Last Wednesday was my school’s birthday. This is a charming custom I think Canada should adopt- in honour of the school’s founding, everyone gets the day off. What a great idea!
I was excited, the other teachers were excited, and the kids…. well, most of their parents had simply booked them into a full day of extra cram school classes. Poor little things.
I looked forward to sleeping in, going to the bank, and reading my book in the sunshine. Alas, it was not to be. I was rather strongly encouraged to attend the teachers’ picnic. There was no polite way to decline.
The picnic was held in Ulsan Grand Park, where the Rose Festival had just begun. The air was heavy with the scent of dozens of rose varieties. Bees buzzed lazily in the sunshine. It was gorgeous.
I had plenty of time to admire the roses since most of the conversations were held in Korean. My Korean is basic but passable in elementary school situations. I can explain simple games; tell children to sit down and be quiet; and I know a fair number of rude words. But gossip, fashion and husbands were beyond the scope of my meagre vocabulary.
And so, I sat on the mat, ate watermelon, and laughed when everyone else did. But in my mind, I was contemplating this sign.
After more than 8 years in Asia, signs like this still make me laugh. In Ulsan, it’s particularly bizarre. There are hundreds of native English speakers in the city; why don’t they ask one of us to proofread things?
I’m glad they don’t though. I like Engrish.
And I don’t suppose it matters. Nobody showed any signs of having read the sign. Smoking wasn’t being ‘restrocted’. Children were beetling around madly on tiny bicycles. And pets were being carried all over the rose garden. (I did wonder why carrying pets was forbidden. If the pets were walking, was that OK?) I saw one woman with a dog cradled lovingly in her arms.
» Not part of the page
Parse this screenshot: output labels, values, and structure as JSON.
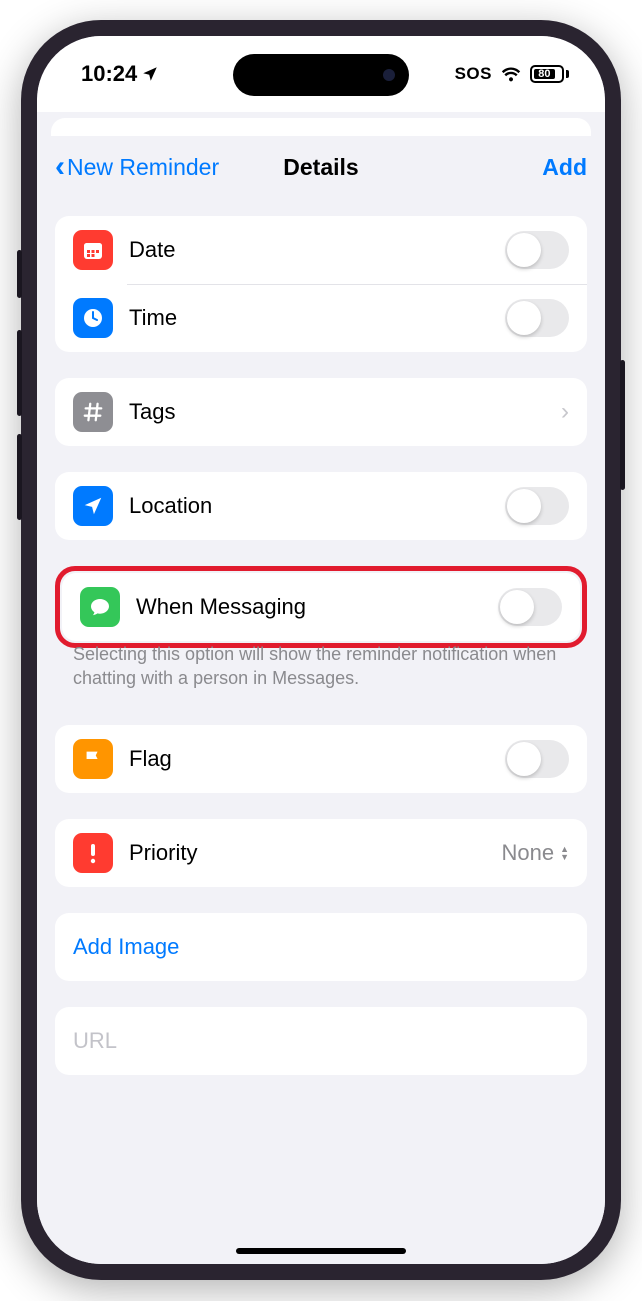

The dog was a poodle with puffy, hot pink ears. It was also dressed as a princess, complete with a tiny, poodle-sized tiara.
Oh, Korea. 😀